  1. Recognize that documentation and evidence are paramount. People need solid proof before they will believe what a journalist is reporting. The Star, Dale said, learned this from the Ford crack video story. Journalists have to provide photos and video footage to back up their stories: “People want proof. They didn’t believe us when we said we saw the video ourselves.”
  1. Be as publicly human as possible by making clear how you go about your job and why you do what you do. Part of trust-building, he said, involves demonstrating that journalists are human and relatable people who are doing the best job they can.
  1. Avoid prognostication. Dale said it’s easy to slip from analysis into opinion, and that further entrenches distrust of the media among people who want verified facts and transparency about how the reporting was done and how the information was obtained.
  1. Become versed in policy issues. Deep knowledge will help reporters produce analysis and investigations that are essential to a well-functioning democracy.

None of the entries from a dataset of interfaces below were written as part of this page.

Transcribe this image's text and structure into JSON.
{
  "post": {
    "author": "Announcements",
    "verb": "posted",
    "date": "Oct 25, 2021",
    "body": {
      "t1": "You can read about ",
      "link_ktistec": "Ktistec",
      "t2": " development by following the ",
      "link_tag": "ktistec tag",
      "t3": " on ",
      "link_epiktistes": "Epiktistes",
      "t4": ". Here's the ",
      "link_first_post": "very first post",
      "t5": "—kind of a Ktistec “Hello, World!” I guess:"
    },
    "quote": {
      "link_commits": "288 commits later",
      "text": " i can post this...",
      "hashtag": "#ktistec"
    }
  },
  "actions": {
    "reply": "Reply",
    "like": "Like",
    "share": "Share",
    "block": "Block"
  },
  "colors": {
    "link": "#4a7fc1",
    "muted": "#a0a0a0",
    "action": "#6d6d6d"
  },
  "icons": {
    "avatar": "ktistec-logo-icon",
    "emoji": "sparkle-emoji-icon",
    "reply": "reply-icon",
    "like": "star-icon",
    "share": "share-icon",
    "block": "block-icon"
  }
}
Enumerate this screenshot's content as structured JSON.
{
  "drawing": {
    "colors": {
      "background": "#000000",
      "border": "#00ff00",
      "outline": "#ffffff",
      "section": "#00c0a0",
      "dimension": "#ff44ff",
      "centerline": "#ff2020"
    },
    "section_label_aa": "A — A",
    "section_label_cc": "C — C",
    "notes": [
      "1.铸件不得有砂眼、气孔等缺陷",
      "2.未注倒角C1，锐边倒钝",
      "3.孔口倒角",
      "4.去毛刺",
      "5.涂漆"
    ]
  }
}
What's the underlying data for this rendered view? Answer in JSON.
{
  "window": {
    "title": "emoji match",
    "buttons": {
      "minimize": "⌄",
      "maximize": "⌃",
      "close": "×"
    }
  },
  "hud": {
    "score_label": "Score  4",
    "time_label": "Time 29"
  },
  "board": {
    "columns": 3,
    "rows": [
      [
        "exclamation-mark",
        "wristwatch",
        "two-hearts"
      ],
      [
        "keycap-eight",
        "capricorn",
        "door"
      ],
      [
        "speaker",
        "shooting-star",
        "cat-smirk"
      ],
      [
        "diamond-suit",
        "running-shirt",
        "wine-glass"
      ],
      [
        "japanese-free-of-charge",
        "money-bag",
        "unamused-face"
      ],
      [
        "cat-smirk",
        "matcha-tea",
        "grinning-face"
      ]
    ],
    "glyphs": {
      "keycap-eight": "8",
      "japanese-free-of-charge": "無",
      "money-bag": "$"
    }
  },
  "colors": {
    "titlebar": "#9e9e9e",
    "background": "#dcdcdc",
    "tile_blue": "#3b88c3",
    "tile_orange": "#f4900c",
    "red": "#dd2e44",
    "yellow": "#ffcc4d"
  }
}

Dale said that despite the shortcomings in the Trump coverage, a lot of important and great reporting was done over the past year.

He cited the impressive number of stories journalists uncovered about Trump by the end of the election campaign, pointing to everything from the leaked video where the candidate bragged about sexual assault, to the scandals surrounding alleged ties to Russia.

“This election was a triumph for investigative reporting,” Dale said, noting that there is “such a demand from people for investigative reporting, for smart commentary, for policy analysis.

“This is a wonderful time for journalists to do journalism.”

Watch Daniel Dale’s full lecture below: